____ RECORDED INFORMATION

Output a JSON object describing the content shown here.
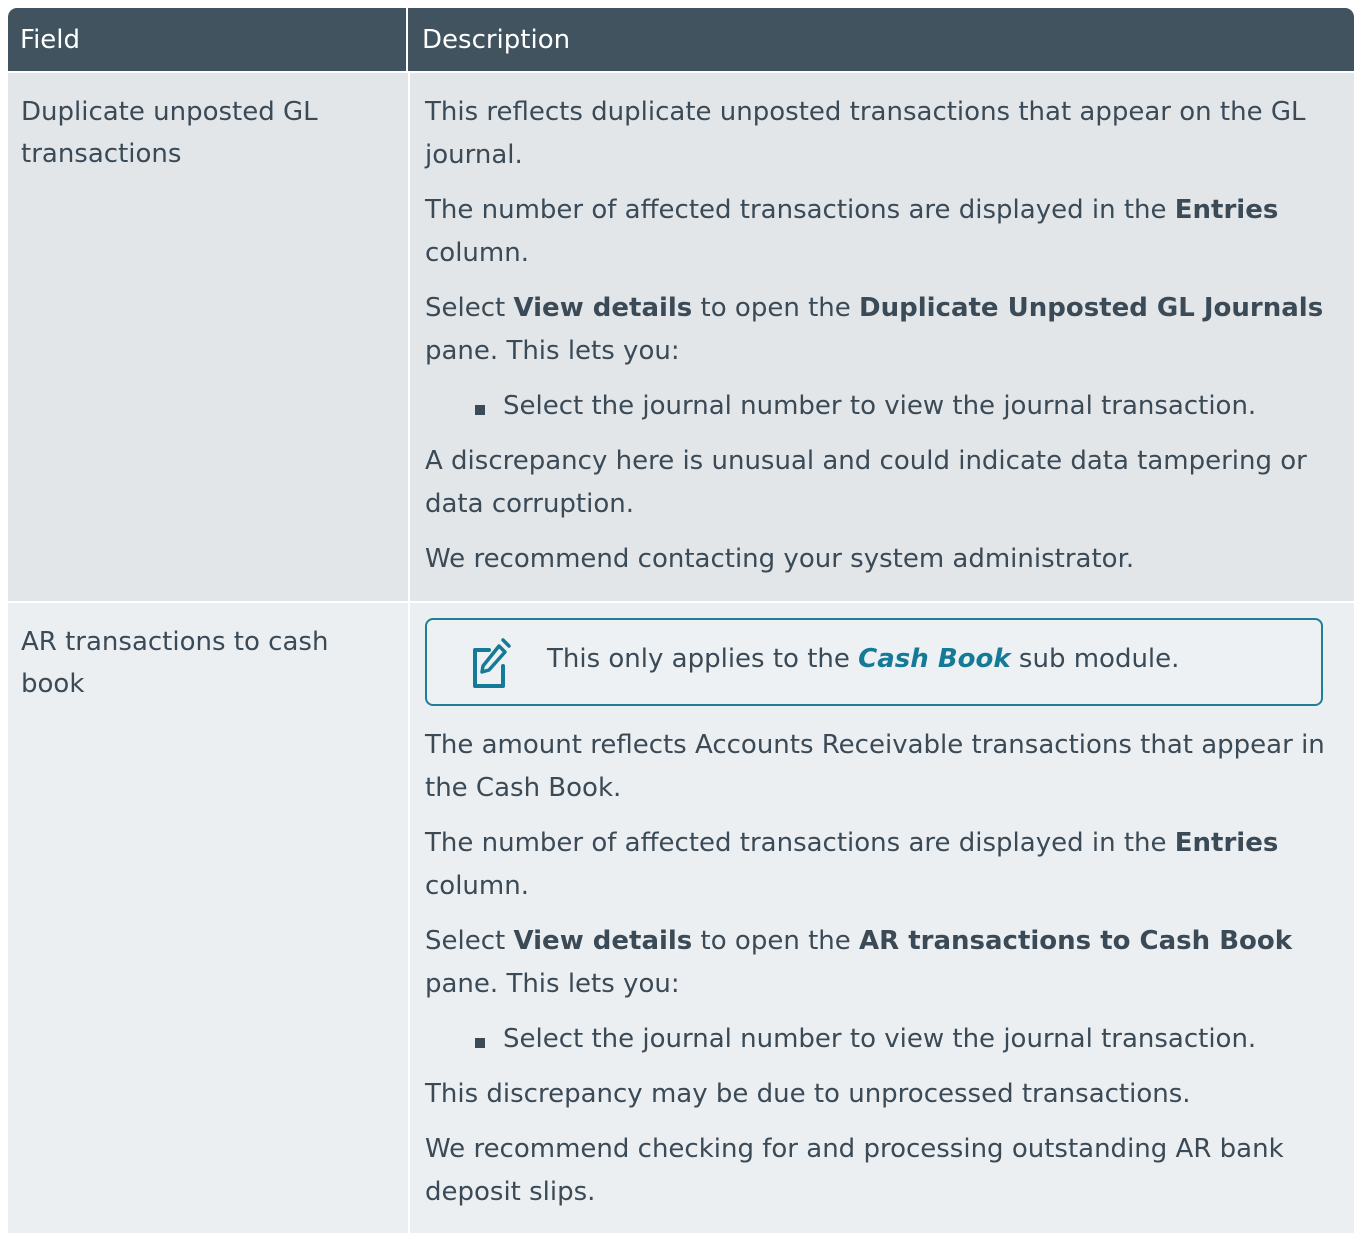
{
  "header": {
    "field": "Field",
    "description": "Description"
  },
  "rows": [
    {
      "field": "Duplicate unposted GL transactions",
      "desc": {
        "p1": "This reflects duplicate unposted transactions that appear on the GL journal.",
        "p2_pre": "The number of affected transactions are displayed in the ",
        "p2_bold": "Entries",
        "p2_post": " column.",
        "p3_pre": "Select ",
        "p3_bold1": "View details",
        "p3_mid": " to open the ",
        "p3_bold2": "Duplicate Unposted GL Journals",
        "p3_post": " pane. This lets you:",
        "bullet": "Select the journal number to view the journal transaction.",
        "p4": "A discrepancy here is unusual and could indicate data tampering or data corruption.",
        "p5": "We recommend contacting your system administrator."
      }
    },
    {
      "field": "AR transactions to cash book",
      "note": {
        "pre": "This only applies to the ",
        "link": "Cash Book",
        "post": " sub module."
      },
      "desc": {
        "p1": "The amount reflects Accounts Receivable transactions that appear in the Cash Book.",
        "p2_pre": "The number of affected transactions are displayed in the ",
        "p2_bold": "Entries",
        "p2_post": " column.",
        "p3_pre": "Select ",
        "p3_bold1": "View details",
        "p3_mid": " to open the ",
        "p3_bold2": "AR transactions to Cash Book",
        "p3_post": " pane. This lets you:",
        "bullet": "Select the journal number to view the journal transaction.",
        "p4": "This discrepancy may be due to unprocessed transactions.",
        "p5": "We recommend checking for and processing outstanding AR bank deposit slips."
      }
    }
  ],
  "colors": {
    "header_bg": "#40535f",
    "row1_bg": "#e2e6e9",
    "row2_bg": "#eceff1",
    "text": "#3b4a57",
    "accent": "#157a97"
  },
  "icons": {
    "note": "note-pencil-icon"
  }
}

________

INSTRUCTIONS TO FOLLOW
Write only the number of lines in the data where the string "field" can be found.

ANSWER AREA
3